Solo exhibitions include Wolfgang Laib: Crossing the River, Bündner Kunstmuseum Chur, Switzerland (2022); Without Time Without Place Without Body, Museo Novecento, Florence (2019); Wolfgang Laib, Museo d'arte della Svizzera italiana (MASI), Lugano (2017); Pollen from Hazelnut, Museum of Modern Art, New York (2013); Without Beginning – Without End, Museo Nacional Centro de Arte Reina Sofía, Madrid (2007); Wolfgang Laib: Durchgang-Übergang, The National Museum of Modern Art, Tokyo (2003); Wolfgang Laib, A Retrospective, Hirshhorn Museum and Sculpture Garden, Washington, D.C. (2000); Wolfgang Laib, Centre Pompidou, Paris (1992); ARC, Musée d'Art Moderne de la Ville de Paris (1986); Wolfgang Laib, Sperone Westwater Fischer, New York (1979).

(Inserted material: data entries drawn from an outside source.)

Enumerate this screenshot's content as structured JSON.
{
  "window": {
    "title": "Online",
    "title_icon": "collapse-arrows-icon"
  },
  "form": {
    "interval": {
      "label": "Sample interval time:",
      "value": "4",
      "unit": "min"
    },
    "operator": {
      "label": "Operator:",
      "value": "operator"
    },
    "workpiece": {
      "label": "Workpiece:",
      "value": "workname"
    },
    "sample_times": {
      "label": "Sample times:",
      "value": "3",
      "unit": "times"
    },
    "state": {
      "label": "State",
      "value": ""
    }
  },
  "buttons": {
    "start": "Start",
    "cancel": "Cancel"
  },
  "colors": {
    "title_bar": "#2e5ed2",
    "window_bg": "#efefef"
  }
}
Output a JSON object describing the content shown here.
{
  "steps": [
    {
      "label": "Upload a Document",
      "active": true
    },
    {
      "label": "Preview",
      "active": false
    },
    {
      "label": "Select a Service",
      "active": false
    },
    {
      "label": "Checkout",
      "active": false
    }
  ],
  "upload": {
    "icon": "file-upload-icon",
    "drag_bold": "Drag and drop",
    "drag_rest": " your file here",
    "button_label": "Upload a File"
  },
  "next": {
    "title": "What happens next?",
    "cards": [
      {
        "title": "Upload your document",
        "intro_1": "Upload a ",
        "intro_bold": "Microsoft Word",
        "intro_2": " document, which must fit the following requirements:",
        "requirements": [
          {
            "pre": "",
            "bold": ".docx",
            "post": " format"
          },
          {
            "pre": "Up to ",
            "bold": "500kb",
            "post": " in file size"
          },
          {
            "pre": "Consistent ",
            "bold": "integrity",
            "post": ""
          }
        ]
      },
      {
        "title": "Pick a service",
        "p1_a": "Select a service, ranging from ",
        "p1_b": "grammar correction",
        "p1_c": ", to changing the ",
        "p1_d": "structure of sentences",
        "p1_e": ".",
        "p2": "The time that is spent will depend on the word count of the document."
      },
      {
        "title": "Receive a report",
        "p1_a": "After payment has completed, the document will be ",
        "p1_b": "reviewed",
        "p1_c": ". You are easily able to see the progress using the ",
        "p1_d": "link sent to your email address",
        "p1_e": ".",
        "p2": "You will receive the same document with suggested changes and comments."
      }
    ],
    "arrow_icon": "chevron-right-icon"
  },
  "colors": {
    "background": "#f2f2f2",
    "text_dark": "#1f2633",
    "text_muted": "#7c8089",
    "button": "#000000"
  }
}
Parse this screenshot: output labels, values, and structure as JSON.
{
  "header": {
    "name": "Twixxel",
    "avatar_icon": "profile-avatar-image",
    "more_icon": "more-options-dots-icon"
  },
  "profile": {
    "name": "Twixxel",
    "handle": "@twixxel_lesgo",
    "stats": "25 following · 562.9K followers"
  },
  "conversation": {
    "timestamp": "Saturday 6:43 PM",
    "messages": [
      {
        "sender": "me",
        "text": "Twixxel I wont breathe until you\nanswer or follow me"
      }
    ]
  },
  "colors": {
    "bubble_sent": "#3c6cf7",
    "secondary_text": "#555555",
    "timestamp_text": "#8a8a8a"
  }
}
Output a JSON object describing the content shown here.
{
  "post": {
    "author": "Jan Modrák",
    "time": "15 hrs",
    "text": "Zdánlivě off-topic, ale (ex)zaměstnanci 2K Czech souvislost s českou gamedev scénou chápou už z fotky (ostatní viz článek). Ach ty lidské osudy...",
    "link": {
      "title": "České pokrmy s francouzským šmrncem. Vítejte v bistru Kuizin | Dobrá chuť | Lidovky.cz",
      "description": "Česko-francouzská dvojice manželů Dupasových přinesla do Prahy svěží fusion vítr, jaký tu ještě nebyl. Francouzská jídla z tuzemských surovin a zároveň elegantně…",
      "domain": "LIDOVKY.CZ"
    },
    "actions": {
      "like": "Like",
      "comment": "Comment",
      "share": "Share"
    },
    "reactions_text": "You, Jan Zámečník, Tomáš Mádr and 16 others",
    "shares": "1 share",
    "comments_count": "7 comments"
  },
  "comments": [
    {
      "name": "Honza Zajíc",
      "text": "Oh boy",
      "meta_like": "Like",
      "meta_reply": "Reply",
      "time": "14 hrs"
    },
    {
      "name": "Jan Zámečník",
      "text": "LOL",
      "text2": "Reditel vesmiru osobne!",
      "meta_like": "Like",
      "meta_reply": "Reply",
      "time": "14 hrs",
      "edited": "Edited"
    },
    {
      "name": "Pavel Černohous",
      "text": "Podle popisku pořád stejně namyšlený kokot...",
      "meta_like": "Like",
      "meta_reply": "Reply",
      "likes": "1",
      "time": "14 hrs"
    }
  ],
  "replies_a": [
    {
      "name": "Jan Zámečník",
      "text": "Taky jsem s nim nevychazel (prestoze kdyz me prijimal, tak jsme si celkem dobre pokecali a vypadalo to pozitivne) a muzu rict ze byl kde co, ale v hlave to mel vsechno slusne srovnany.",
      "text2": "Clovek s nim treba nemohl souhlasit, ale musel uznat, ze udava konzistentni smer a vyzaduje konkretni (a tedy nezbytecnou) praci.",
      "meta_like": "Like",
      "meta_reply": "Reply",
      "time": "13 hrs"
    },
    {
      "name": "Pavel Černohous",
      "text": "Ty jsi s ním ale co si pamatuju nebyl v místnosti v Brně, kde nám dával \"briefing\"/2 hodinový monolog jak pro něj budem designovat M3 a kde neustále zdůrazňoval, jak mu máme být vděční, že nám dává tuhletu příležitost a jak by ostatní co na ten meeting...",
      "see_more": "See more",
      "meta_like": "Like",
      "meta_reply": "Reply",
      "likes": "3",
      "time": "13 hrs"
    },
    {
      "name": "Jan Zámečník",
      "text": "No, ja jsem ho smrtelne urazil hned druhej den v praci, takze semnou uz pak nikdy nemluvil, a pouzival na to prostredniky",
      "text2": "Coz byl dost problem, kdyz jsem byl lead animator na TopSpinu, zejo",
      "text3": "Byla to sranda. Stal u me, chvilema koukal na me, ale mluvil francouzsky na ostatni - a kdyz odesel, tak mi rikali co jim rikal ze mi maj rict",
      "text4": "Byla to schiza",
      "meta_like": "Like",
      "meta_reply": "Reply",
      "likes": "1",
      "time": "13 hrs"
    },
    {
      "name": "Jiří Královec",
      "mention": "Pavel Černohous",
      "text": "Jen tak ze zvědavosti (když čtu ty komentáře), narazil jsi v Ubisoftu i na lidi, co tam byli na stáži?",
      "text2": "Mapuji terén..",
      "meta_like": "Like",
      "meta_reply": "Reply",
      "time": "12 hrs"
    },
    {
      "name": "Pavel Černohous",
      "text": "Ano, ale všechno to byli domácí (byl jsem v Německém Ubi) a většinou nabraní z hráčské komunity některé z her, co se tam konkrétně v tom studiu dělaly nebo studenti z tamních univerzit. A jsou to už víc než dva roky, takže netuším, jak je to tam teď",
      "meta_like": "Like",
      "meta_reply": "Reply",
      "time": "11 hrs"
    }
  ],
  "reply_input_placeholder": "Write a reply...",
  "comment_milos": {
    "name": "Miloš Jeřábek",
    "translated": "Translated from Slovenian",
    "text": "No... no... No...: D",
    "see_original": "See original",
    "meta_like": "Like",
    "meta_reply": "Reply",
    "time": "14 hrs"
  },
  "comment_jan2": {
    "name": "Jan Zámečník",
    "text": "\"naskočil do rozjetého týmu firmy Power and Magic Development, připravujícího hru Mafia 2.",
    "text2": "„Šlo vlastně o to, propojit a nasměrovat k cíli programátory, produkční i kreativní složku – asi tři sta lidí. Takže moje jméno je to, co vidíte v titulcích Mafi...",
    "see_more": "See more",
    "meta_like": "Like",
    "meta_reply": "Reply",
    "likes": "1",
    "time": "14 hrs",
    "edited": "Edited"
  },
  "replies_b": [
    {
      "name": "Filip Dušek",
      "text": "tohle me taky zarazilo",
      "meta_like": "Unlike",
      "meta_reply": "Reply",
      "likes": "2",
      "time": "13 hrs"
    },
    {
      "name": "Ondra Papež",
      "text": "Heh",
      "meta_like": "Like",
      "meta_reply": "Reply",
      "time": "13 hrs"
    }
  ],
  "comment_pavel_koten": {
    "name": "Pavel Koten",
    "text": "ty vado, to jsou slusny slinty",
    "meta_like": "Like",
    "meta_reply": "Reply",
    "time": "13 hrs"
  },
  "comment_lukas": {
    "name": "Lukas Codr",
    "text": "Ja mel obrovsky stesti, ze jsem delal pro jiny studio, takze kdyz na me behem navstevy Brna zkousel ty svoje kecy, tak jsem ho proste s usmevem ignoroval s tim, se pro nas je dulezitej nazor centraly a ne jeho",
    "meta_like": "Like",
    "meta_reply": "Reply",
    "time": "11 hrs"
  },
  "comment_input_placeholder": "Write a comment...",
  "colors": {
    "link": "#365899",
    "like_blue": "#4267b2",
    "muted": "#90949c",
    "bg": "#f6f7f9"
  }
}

Group exhibitions include La Couleur crue, Musée des Beaux-Arts, Rennes (2021); Black Light: Secret traditions in art since the 1950s, Centre de Cultura Contemporània de Barcelona (CCCB) (2018); Out of Sight! Art of the Senses, Albright-Knox Gallery, Buffalo (2017); ColorForms, Hirshhorn Museum and Sculpture Garden, Washington, D.C. (2010); Le Mouvement des Images, Centre Pompidou, Paris (2007); Singular Forms (Sometimes Repeated): Art from 1951 to the Present, Solomon R. Guggenheim Museum, New York (2004); and Être nature, Fondation Cartier, Paris (1998).
Michael Irwin | Ocula | 2022